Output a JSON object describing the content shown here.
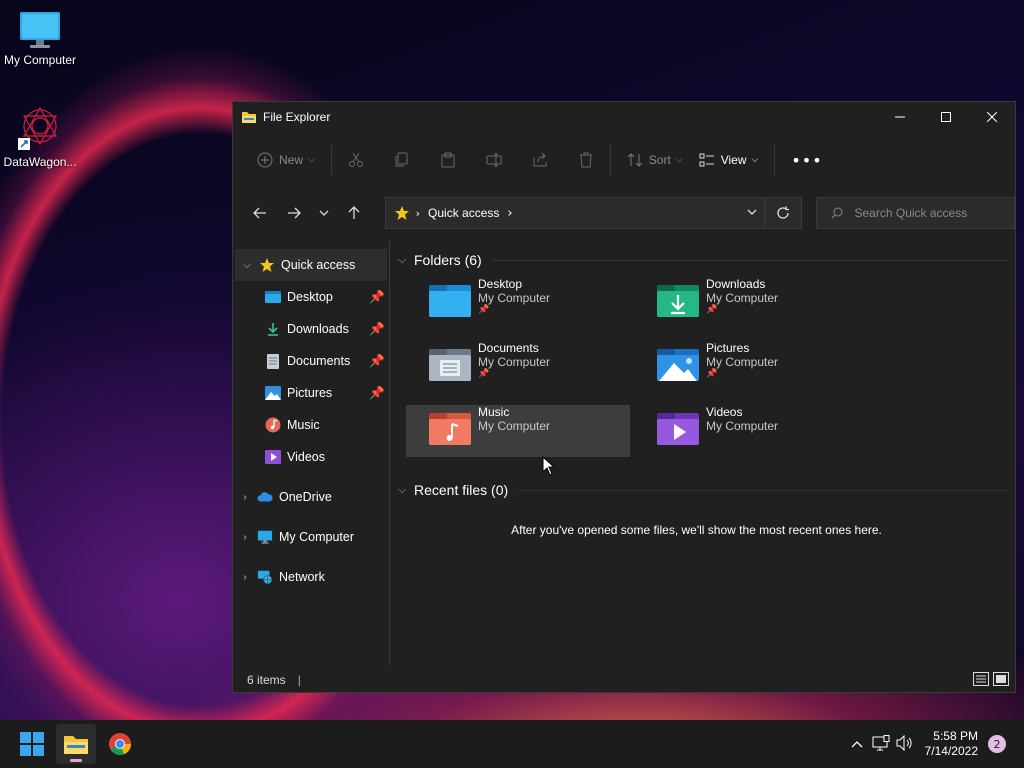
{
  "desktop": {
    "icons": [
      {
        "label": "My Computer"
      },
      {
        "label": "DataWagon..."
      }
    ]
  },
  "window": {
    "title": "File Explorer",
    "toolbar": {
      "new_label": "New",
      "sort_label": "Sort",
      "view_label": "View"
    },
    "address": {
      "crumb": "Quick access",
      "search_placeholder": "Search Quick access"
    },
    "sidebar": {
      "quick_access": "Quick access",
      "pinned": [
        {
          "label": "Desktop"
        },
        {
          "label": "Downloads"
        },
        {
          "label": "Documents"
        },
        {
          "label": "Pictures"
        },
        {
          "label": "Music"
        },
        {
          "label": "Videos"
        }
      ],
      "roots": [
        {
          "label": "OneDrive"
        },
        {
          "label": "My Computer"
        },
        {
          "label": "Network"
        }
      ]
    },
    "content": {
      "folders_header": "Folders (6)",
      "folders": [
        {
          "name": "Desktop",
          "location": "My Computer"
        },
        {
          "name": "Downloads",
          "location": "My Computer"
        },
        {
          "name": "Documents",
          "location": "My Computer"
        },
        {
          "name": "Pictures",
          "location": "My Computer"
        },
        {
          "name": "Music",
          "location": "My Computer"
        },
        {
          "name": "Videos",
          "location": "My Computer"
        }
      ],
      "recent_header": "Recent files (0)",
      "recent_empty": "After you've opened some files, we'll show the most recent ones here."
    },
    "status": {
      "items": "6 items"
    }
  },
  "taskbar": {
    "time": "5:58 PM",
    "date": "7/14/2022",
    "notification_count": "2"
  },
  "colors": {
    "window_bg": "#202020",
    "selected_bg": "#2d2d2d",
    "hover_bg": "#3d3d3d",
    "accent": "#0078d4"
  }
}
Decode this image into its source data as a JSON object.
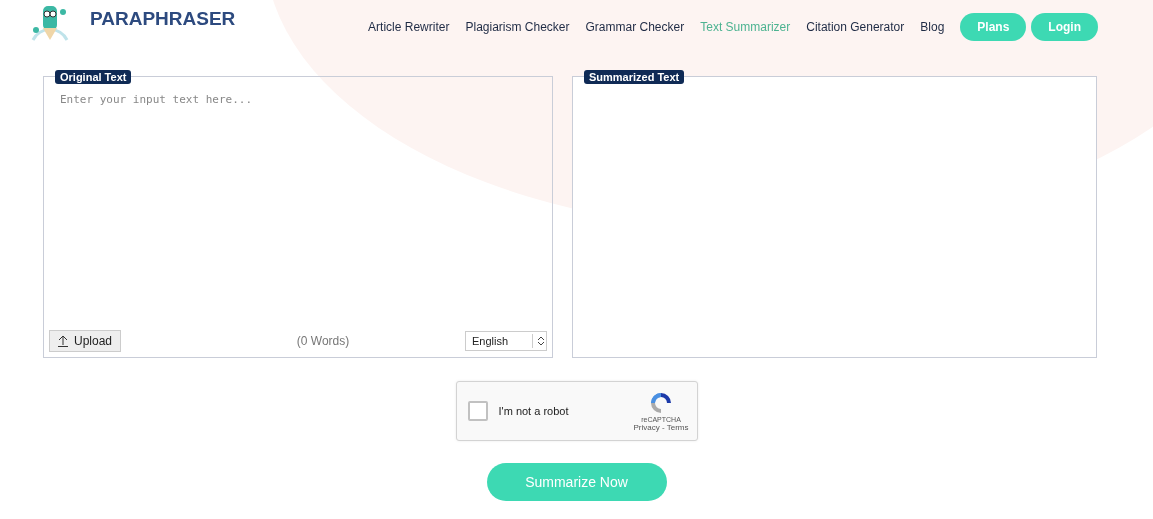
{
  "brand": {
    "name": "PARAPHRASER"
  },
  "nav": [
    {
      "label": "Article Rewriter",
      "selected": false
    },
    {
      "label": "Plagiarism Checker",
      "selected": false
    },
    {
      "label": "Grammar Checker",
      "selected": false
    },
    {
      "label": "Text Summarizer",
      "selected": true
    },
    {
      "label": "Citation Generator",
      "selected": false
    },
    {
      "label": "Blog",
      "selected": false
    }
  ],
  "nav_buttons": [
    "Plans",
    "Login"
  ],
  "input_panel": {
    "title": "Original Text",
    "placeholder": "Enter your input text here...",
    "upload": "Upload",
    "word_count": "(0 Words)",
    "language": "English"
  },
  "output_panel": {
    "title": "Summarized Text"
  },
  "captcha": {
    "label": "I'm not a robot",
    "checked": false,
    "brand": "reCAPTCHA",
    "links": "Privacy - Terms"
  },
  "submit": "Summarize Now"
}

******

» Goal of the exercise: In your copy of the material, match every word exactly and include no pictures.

» Exercise result:
Output a JSON object describing the content shown here.
{
  "desktop": {
    "icons": [
      {
        "label": "My Computer"
      },
      {
        "label": "DataWagon..."
      }
    ]
  },
  "window": {
    "title": "File Explorer",
    "toolbar": {
      "new_label": "New",
      "sort_label": "Sort",
      "view_label": "View"
    },
    "address": {
      "crumb": "Quick access",
      "search_placeholder": "Search Quick access"
    },
    "sidebar": {
      "quick_access": "Quick access",
      "pinned": [
        {
          "label": "Desktop"
        },
        {
          "label": "Downloads"
        },
        {
          "label": "Documents"
        },
        {
          "label": "Pictures"
        },
        {
          "label": "Music"
        },
        {
          "label": "Videos"
        }
      ],
      "roots": [
        {
          "label": "OneDrive"
        },
        {
          "label": "My Computer"
        },
        {
          "label": "Network"
        }
      ]
    },
    "content": {
      "folders_header": "Folders (6)",
      "folders": [
        {
          "name": "Desktop",
          "location": "My Computer"
        },
        {
          "name": "Downloads",
          "location": "My Computer"
        },
        {
          "name": "Documents",
          "location": "My Computer"
        },
        {
          "name": "Pictures",
          "location": "My Computer"
        },
        {
          "name": "Music",
          "location": "My Computer"
        },
        {
          "name": "Videos",
          "location": "My Computer"
        }
      ],
      "recent_header": "Recent files (0)",
      "recent_empty": "After you've opened some files, we'll show the most recent ones here."
    },
    "status": {
      "items": "6 items"
    }
  },
  "taskbar": {
    "time": "5:58 PM",
    "date": "7/14/2022",
    "notification_count": "2"
  },
  "colors": {
    "window_bg": "#202020",
    "selected_bg": "#2d2d2d",
    "hover_bg": "#3d3d3d",
    "accent": "#0078d4"
  }
}
Decode this image into its source data as a JSON object.
{
  "brand": {
    "name": "PARAPHRASER"
  },
  "nav": [
    {
      "label": "Article Rewriter",
      "selected": false
    },
    {
      "label": "Plagiarism Checker",
      "selected": false
    },
    {
      "label": "Grammar Checker",
      "selected": false
    },
    {
      "label": "Text Summarizer",
      "selected": true
    },
    {
      "label": "Citation Generator",
      "selected": false
    },
    {
      "label": "Blog",
      "selected": false
    }
  ],
  "nav_buttons": [
    "Plans",
    "Login"
  ],
  "input_panel": {
    "title": "Original Text",
    "placeholder": "Enter your input text here...",
    "upload": "Upload",
    "word_count": "(0 Words)",
    "language": "English"
  },
  "output_panel": {
    "title": "Summarized Text"
  },
  "captcha": {
    "label": "I'm not a robot",
    "checked": false,
    "brand": "reCAPTCHA",
    "links": "Privacy - Terms"
  },
  "submit": "Summarize Now"
}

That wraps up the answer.